• [Activity] Could you print all of the data below again, exactly?

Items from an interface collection
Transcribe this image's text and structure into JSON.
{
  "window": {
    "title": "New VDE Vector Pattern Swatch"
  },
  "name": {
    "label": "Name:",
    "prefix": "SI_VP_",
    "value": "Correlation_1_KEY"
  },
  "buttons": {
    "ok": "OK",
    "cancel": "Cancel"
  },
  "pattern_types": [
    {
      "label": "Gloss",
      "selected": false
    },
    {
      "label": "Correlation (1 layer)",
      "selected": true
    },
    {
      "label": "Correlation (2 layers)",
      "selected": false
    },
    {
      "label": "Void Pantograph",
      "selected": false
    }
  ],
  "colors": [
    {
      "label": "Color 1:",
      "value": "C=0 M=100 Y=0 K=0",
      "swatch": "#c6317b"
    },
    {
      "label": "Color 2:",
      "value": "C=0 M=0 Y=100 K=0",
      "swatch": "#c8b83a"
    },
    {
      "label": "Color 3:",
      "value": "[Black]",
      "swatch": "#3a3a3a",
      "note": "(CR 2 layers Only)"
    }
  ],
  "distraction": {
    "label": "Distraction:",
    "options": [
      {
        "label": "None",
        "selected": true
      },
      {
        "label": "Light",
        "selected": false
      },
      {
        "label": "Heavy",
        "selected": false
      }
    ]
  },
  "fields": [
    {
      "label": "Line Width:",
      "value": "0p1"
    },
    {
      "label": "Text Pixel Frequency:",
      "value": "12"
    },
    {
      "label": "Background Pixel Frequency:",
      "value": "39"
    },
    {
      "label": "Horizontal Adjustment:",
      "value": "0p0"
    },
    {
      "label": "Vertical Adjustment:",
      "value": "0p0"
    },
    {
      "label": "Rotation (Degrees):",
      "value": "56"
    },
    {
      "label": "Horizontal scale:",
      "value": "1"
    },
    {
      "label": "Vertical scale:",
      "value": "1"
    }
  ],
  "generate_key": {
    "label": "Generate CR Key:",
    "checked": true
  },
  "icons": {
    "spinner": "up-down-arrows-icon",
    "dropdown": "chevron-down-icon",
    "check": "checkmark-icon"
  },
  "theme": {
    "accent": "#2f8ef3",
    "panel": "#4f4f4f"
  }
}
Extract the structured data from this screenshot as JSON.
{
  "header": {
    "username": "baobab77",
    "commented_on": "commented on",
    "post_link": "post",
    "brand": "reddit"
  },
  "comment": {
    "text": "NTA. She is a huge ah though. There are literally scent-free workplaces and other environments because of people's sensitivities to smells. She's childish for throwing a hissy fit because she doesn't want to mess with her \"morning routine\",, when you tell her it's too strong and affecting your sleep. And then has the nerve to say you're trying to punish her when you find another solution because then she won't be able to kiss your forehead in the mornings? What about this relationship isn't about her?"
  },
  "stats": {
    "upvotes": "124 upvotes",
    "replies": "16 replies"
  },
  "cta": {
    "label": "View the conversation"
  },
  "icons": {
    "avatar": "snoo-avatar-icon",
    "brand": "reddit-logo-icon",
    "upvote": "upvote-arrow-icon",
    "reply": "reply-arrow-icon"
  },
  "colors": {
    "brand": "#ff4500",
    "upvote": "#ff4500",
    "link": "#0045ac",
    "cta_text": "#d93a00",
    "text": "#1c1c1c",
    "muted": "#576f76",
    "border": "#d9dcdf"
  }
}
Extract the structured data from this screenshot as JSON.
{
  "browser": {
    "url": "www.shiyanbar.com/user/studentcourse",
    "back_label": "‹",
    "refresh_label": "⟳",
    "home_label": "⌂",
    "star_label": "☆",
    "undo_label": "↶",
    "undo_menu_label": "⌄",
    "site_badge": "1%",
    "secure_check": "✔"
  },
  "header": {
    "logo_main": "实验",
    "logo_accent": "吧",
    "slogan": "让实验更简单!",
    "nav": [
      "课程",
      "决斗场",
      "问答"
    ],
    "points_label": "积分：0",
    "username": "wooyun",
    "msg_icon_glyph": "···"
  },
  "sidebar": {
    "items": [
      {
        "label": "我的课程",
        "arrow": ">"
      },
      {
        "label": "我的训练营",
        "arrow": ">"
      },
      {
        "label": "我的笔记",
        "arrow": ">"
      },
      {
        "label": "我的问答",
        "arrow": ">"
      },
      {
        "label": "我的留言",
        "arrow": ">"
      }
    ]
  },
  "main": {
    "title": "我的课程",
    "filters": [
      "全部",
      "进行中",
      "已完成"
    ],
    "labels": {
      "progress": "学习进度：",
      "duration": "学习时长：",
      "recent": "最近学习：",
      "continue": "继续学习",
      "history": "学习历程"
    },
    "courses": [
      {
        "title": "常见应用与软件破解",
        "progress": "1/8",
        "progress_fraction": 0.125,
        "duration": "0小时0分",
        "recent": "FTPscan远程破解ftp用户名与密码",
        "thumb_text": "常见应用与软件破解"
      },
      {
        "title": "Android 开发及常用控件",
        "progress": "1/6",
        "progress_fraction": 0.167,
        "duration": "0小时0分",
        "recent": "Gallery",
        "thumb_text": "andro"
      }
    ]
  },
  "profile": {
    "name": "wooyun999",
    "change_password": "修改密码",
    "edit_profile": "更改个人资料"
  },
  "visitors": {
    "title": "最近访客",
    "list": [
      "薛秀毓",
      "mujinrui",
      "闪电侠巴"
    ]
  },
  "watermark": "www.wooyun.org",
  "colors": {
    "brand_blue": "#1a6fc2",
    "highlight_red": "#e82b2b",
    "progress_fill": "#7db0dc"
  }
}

• [Task answer]
Transcribe this image's text and structure into JSON.
{
  "window": {
    "title": "New VDE Vector Pattern Swatch"
  },
  "name": {
    "label": "Name:",
    "prefix": "SI_VP_",
    "value": "Correlation_1_KEY"
  },
  "buttons": {
    "ok": "OK",
    "cancel": "Cancel"
  },
  "pattern_types": [
    {
      "label": "Gloss",
      "selected": false
    },
    {
      "label": "Correlation (1 layer)",
      "selected": true
    },
    {
      "label": "Correlation (2 layers)",
      "selected": false
    },
    {
      "label": "Void Pantograph",
      "selected": false
    }
  ],
  "colors": [
    {
      "label": "Color 1:",
      "value": "C=0 M=100 Y=0 K=0",
      "swatch": "#c6317b"
    },
    {
      "label": "Color 2:",
      "value": "C=0 M=0 Y=100 K=0",
      "swatch": "#c8b83a"
    },
    {
      "label": "Color 3:",
      "value": "[Black]",
      "swatch": "#3a3a3a",
      "note": "(CR 2 layers Only)"
    }
  ],
  "distraction": {
    "label": "Distraction:",
    "options": [
      {
        "label": "None",
        "selected": true
      },
      {
        "label": "Light",
        "selected": false
      },
      {
        "label": "Heavy",
        "selected": false
      }
    ]
  },
  "fields": [
    {
      "label": "Line Width:",
      "value": "0p1"
    },
    {
      "label": "Text Pixel Frequency:",
      "value": "12"
    },
    {
      "label": "Background Pixel Frequency:",
      "value": "39"
    },
    {
      "label": "Horizontal Adjustment:",
      "value": "0p0"
    },
    {
      "label": "Vertical Adjustment:",
      "value": "0p0"
    },
    {
      "label": "Rotation (Degrees):",
      "value": "56"
    },
    {
      "label": "Horizontal scale:",
      "value": "1"
    },
    {
      "label": "Vertical scale:",
      "value": "1"
    }
  ],
  "generate_key": {
    "label": "Generate CR Key:",
    "checked": true
  },
  "icons": {
    "spinner": "up-down-arrows-icon",
    "dropdown": "chevron-down-icon",
    "check": "checkmark-icon"
  },
  "theme": {
    "accent": "#2f8ef3",
    "panel": "#4f4f4f"
  }
}
Extract the structured data from this screenshot as JSON.
{
  "header": {
    "username": "baobab77",
    "commented_on": "commented on",
    "post_link": "post",
    "brand": "reddit"
  },
  "comment": {
    "text": "NTA. She is a huge ah though. There are literally scent-free workplaces and other environments because of people's sensitivities to smells. She's childish for throwing a hissy fit because she doesn't want to mess with her \"morning routine\",, when you tell her it's too strong and affecting your sleep. And then has the nerve to say you're trying to punish her when you find another solution because then she won't be able to kiss your forehead in the mornings? What about this relationship isn't about her?"
  },
  "stats": {
    "upvotes": "124 upvotes",
    "replies": "16 replies"
  },
  "cta": {
    "label": "View the conversation"
  },
  "icons": {
    "avatar": "snoo-avatar-icon",
    "brand": "reddit-logo-icon",
    "upvote": "upvote-arrow-icon",
    "reply": "reply-arrow-icon"
  },
  "colors": {
    "brand": "#ff4500",
    "upvote": "#ff4500",
    "link": "#0045ac",
    "cta_text": "#d93a00",
    "text": "#1c1c1c",
    "muted": "#576f76",
    "border": "#d9dcdf"
  }
}
Extract the structured data from this screenshot as JSON.
{
  "browser": {
    "url": "www.shiyanbar.com/user/studentcourse",
    "back_label": "‹",
    "refresh_label": "⟳",
    "home_label": "⌂",
    "star_label": "☆",
    "undo_label": "↶",
    "undo_menu_label": "⌄",
    "site_badge": "1%",
    "secure_check": "✔"
  },
  "header": {
    "logo_main": "实验",
    "logo_accent": "吧",
    "slogan": "让实验更简单!",
    "nav": [
      "课程",
      "决斗场",
      "问答"
    ],
    "points_label": "积分：0",
    "username": "wooyun",
    "msg_icon_glyph": "···"
  },
  "sidebar": {
    "items": [
      {
        "label": "我的课程",
        "arrow": ">"
      },
      {
        "label": "我的训练营",
        "arrow": ">"
      },
      {
        "label": "我的笔记",
        "arrow": ">"
      },
      {
        "label": "我的问答",
        "arrow": ">"
      },
      {
        "label": "我的留言",
        "arrow": ">"
      }
    ]
  },
  "main": {
    "title": "我的课程",
    "filters": [
      "全部",
      "进行中",
      "已完成"
    ],
    "labels": {
      "progress": "学习进度：",
      "duration": "学习时长：",
      "recent": "最近学习：",
      "continue": "继续学习",
      "history": "学习历程"
    },
    "courses": [
      {
        "title": "常见应用与软件破解",
        "progress": "1/8",
        "progress_fraction": 0.125,
        "duration": "0小时0分",
        "recent": "FTPscan远程破解ftp用户名与密码",
        "thumb_text": "常见应用与软件破解"
      },
      {
        "title": "Android 开发及常用控件",
        "progress": "1/6",
        "progress_fraction": 0.167,
        "duration": "0小时0分",
        "recent": "Gallery",
        "thumb_text": "andro"
      }
    ]
  },
  "profile": {
    "name": "wooyun999",
    "change_password": "修改密码",
    "edit_profile": "更改个人资料"
  },
  "visitors": {
    "title": "最近访客",
    "list": [
      "薛秀毓",
      "mujinrui",
      "闪电侠巴"
    ]
  },
  "watermark": "www.wooyun.org",
  "colors": {
    "brand_blue": "#1a6fc2",
    "highlight_red": "#e82b2b",
    "progress_fill": "#7db0dc"
  }
}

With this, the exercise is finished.